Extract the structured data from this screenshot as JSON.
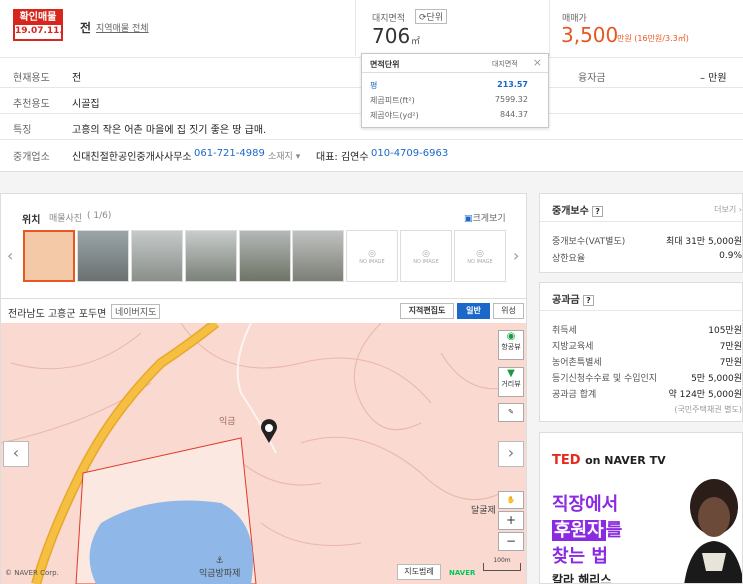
{
  "header": {
    "stamp_line1": "확인매물",
    "stamp_line2": "19.07.11.",
    "type": "전",
    "all_link": "지역매물 전체",
    "area_label": "대지면적",
    "unit_button": "단위",
    "area_value": "706",
    "area_unit": "㎡",
    "price_label": "매매가",
    "price_value": "3,500",
    "price_unit": "만원 (16만원/3.3㎡)"
  },
  "info": {
    "current_use_label": "현재용도",
    "current_use": "전",
    "recommend_label": "추천용도",
    "recommend": "시골집",
    "feature_label": "특징",
    "feature": "고흥의 작은 어촌 마을에 집 짓기 좋은 땅 급매.",
    "agent_label": "중개업소",
    "agent_name": "신대친절한공인중개사사무소",
    "agent_phone": "061-721-4989",
    "agent_addr": "소재지",
    "rep_label": "대표: 김연수",
    "rep_phone": "010-4709-6963",
    "loan_label": "융자금",
    "loan_value": "– 만원"
  },
  "unit_popup": {
    "title": "면적단위",
    "subtitle": "대지면적",
    "rows": [
      {
        "unit": "평",
        "value": "213.57"
      },
      {
        "unit": "제곱피트(ft²)",
        "value": "7599.32"
      },
      {
        "unit": "제곱야드(yd²)",
        "value": "844.37"
      }
    ]
  },
  "map": {
    "tab_location": "위치",
    "tab_photos": "매물사진",
    "photo_count": "( 1/6)",
    "enlarge": "크게보기",
    "no_image": "NO IMAGE",
    "address": "전라남도 고흥군 포두면",
    "naver_map": "네이버지도",
    "cadastral": "지적편집도",
    "normal": "일반",
    "satellite": "위성",
    "ctl_aerial": "항공뷰",
    "ctl_street": "거리뷰",
    "label_iggeum": "익금",
    "label_dalgeulje": "달굴제",
    "label_beach": "익금방파제",
    "copyright": "© NAVER Corp.",
    "legend": "지도범례",
    "naver": "NAVER",
    "scale": "100m"
  },
  "fee": {
    "title": "중개보수",
    "more": "더보기",
    "rows": [
      {
        "label": "중개보수(VAT별도)",
        "value": "최대 31만 5,000원"
      },
      {
        "label": "상한요율",
        "value": "0.9%"
      }
    ]
  },
  "tax": {
    "title": "공과금",
    "rows": [
      {
        "label": "취득세",
        "value": "105만원"
      },
      {
        "label": "지방교육세",
        "value": "7만원"
      },
      {
        "label": "농어촌특별세",
        "value": "7만원"
      },
      {
        "label": "등기신청수수료 및 수입인지",
        "value": "5만 5,000원"
      },
      {
        "label": "공과금 합계",
        "value": "약 124만 5,000원"
      }
    ],
    "note": "(국민주택채권 별도)"
  },
  "ad": {
    "brand": "TED",
    "on": "on NAVER TV",
    "line1": "직장에서",
    "line2": "후원자",
    "line2b": "를",
    "line3": "찾는 법",
    "line4": "칼라 해리스"
  },
  "colors": {
    "accent": "#1a68c9",
    "price": "#e8571f",
    "stamp": "#d7261e",
    "map_bg": "#f9d9d0"
  }
}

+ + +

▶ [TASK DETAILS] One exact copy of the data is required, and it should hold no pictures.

▶ [EXERCISE SOLUTION]
Extract the structured data from this screenshot as JSON.
{
  "header": {
    "stamp_line1": "확인매물",
    "stamp_line2": "19.07.11.",
    "type": "전",
    "all_link": "지역매물 전체",
    "area_label": "대지면적",
    "unit_button": "단위",
    "area_value": "706",
    "area_unit": "㎡",
    "price_label": "매매가",
    "price_value": "3,500",
    "price_unit": "만원 (16만원/3.3㎡)"
  },
  "info": {
    "current_use_label": "현재용도",
    "current_use": "전",
    "recommend_label": "추천용도",
    "recommend": "시골집",
    "feature_label": "특징",
    "feature": "고흥의 작은 어촌 마을에 집 짓기 좋은 땅 급매.",
    "agent_label": "중개업소",
    "agent_name": "신대친절한공인중개사사무소",
    "agent_phone": "061-721-4989",
    "agent_addr": "소재지",
    "rep_label": "대표: 김연수",
    "rep_phone": "010-4709-6963",
    "loan_label": "융자금",
    "loan_value": "– 만원"
  },
  "unit_popup": {
    "title": "면적단위",
    "subtitle": "대지면적",
    "rows": [
      {
        "unit": "평",
        "value": "213.57"
      },
      {
        "unit": "제곱피트(ft²)",
        "value": "7599.32"
      },
      {
        "unit": "제곱야드(yd²)",
        "value": "844.37"
      }
    ]
  },
  "map": {
    "tab_location": "위치",
    "tab_photos": "매물사진",
    "photo_count": "( 1/6)",
    "enlarge": "크게보기",
    "no_image": "NO IMAGE",
    "address": "전라남도 고흥군 포두면",
    "naver_map": "네이버지도",
    "cadastral": "지적편집도",
    "normal": "일반",
    "satellite": "위성",
    "ctl_aerial": "항공뷰",
    "ctl_street": "거리뷰",
    "label_iggeum": "익금",
    "label_dalgeulje": "달굴제",
    "label_beach": "익금방파제",
    "copyright": "© NAVER Corp.",
    "legend": "지도범례",
    "naver": "NAVER",
    "scale": "100m"
  },
  "fee": {
    "title": "중개보수",
    "more": "더보기",
    "rows": [
      {
        "label": "중개보수(VAT별도)",
        "value": "최대 31만 5,000원"
      },
      {
        "label": "상한요율",
        "value": "0.9%"
      }
    ]
  },
  "tax": {
    "title": "공과금",
    "rows": [
      {
        "label": "취득세",
        "value": "105만원"
      },
      {
        "label": "지방교육세",
        "value": "7만원"
      },
      {
        "label": "농어촌특별세",
        "value": "7만원"
      },
      {
        "label": "등기신청수수료 및 수입인지",
        "value": "5만 5,000원"
      },
      {
        "label": "공과금 합계",
        "value": "약 124만 5,000원"
      }
    ],
    "note": "(국민주택채권 별도)"
  },
  "ad": {
    "brand": "TED",
    "on": "on NAVER TV",
    "line1": "직장에서",
    "line2": "후원자",
    "line2b": "를",
    "line3": "찾는 법",
    "line4": "칼라 해리스"
  },
  "colors": {
    "accent": "#1a68c9",
    "price": "#e8571f",
    "stamp": "#d7261e",
    "map_bg": "#f9d9d0"
  }
}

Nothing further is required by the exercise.